Items from an interface collection:
• • • •
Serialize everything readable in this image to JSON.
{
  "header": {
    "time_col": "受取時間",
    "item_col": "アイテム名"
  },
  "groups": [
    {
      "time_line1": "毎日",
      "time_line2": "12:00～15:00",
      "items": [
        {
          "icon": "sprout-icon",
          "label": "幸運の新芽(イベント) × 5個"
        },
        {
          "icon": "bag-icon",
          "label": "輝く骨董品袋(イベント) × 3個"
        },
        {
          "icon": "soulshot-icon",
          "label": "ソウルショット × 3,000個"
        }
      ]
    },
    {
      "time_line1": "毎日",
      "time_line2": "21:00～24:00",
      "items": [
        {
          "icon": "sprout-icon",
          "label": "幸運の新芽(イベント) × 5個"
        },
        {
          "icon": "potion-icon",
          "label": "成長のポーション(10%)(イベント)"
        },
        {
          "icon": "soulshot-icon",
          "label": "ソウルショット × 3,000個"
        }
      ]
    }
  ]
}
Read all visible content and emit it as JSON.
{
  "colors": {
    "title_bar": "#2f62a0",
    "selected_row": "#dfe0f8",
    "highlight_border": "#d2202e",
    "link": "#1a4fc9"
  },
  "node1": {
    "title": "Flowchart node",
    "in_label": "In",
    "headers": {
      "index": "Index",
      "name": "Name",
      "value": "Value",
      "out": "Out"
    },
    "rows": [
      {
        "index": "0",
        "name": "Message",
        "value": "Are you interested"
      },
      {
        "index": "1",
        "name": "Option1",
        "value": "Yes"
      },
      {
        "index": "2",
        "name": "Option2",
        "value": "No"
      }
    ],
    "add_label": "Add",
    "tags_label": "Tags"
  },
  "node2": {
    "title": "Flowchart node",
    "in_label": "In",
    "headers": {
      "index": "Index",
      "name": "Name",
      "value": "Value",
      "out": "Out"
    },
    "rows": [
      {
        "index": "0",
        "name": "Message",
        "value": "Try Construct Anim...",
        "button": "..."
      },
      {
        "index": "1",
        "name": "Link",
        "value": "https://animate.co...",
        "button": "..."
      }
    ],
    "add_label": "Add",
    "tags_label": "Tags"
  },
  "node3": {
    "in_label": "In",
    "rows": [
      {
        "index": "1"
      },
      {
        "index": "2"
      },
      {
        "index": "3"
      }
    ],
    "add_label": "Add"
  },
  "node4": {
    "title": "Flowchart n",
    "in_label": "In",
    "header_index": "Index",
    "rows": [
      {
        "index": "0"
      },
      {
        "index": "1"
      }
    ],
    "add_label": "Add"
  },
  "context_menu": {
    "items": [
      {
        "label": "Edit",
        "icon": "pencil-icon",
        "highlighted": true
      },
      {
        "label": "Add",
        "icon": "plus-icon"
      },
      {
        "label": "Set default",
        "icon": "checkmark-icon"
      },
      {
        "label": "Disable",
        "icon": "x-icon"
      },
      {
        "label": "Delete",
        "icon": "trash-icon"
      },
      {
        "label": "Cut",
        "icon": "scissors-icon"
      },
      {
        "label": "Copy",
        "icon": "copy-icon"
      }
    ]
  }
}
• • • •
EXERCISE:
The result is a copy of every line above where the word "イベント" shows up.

WRITTEN REPLY:
          "label": "幸運の新芽(イベント) × 5個"
          "label": "輝く骨董品袋(イベント) × 3個"
          "label": "幸運の新芽(イベント) × 5個"
          "label": "成長のポーション(10%)(イベント)"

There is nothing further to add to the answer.